*** Opening INFORMATION PROVIDED ***

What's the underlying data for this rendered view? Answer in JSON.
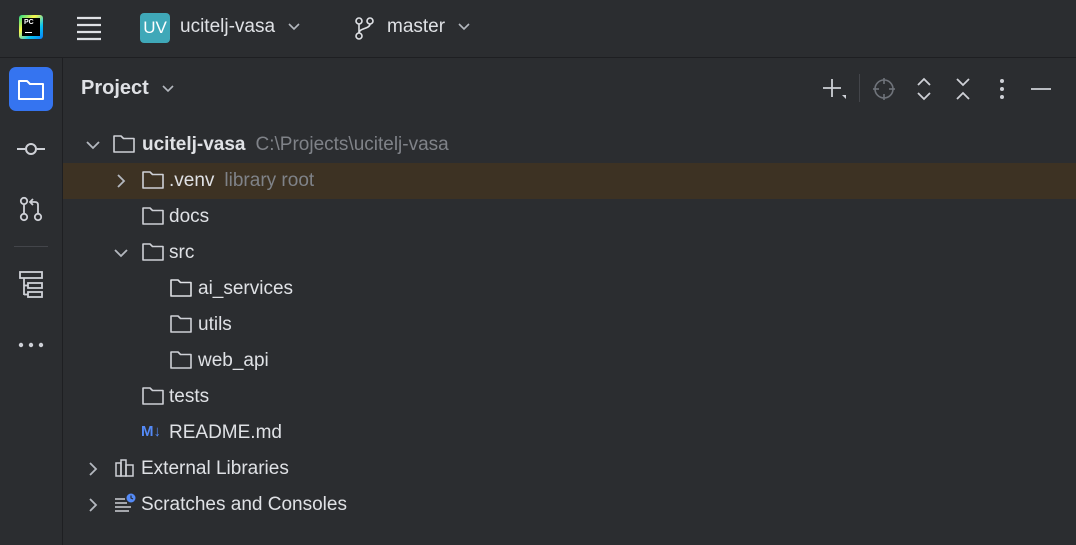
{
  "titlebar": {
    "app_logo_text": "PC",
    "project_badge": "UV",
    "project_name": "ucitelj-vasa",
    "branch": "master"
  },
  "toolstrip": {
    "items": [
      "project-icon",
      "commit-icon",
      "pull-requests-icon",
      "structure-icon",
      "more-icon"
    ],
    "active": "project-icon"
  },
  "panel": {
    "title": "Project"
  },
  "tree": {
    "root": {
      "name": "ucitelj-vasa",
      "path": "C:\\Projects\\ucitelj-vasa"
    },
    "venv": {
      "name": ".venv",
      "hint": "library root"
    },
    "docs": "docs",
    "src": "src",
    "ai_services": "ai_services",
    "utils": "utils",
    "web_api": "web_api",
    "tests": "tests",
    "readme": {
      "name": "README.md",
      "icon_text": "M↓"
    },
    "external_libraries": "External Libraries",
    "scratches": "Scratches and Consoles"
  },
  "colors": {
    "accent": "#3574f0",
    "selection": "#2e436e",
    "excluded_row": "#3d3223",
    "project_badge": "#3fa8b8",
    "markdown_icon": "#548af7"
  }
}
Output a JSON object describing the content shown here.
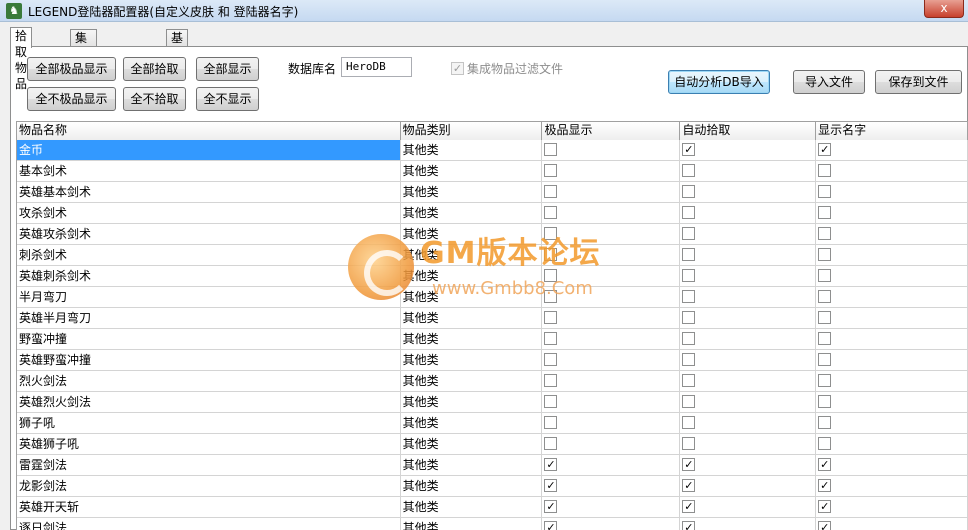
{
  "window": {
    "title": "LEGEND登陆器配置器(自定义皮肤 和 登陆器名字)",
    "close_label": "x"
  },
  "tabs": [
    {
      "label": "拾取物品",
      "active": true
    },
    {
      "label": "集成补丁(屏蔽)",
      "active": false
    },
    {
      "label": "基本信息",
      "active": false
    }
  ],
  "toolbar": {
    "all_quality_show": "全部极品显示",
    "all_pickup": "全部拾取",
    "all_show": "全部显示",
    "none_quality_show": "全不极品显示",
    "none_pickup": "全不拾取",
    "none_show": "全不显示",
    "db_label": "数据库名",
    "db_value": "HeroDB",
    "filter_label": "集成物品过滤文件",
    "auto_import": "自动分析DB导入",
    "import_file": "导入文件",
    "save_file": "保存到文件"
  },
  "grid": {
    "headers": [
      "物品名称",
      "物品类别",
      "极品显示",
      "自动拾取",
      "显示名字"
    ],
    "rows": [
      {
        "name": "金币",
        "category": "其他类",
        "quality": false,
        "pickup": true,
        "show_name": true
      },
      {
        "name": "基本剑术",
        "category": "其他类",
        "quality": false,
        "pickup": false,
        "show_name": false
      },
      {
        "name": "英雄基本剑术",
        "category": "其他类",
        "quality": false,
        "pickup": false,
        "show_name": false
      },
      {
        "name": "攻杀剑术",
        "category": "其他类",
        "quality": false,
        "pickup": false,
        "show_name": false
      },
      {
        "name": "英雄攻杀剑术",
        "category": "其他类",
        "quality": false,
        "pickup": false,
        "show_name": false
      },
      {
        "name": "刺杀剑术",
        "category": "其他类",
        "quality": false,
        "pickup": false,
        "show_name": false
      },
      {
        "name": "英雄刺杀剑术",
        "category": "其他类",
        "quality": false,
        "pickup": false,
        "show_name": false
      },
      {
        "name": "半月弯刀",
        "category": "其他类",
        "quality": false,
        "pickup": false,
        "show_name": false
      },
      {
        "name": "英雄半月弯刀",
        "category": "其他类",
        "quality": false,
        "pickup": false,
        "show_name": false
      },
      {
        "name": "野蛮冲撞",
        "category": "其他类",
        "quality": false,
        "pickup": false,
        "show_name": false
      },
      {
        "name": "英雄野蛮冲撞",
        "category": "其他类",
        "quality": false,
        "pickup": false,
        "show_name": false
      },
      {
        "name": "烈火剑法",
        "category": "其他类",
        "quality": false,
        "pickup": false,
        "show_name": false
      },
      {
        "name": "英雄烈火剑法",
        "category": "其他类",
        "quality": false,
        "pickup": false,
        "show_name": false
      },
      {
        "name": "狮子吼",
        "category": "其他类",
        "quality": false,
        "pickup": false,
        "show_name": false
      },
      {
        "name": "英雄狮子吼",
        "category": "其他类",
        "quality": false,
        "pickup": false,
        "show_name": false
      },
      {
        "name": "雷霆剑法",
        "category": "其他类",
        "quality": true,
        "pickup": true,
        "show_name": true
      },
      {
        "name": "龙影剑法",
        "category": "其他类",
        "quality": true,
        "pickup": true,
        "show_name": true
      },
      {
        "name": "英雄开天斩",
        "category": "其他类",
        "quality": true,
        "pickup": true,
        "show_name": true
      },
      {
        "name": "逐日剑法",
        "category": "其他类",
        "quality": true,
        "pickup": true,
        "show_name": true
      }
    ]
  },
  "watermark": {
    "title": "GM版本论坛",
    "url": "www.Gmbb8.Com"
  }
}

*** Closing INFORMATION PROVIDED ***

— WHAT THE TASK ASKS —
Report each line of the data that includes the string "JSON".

— ANSWER BELOW —
What's the underlying data for this rendered view? Answer in JSON.
Output a JSON object describing the content shown here.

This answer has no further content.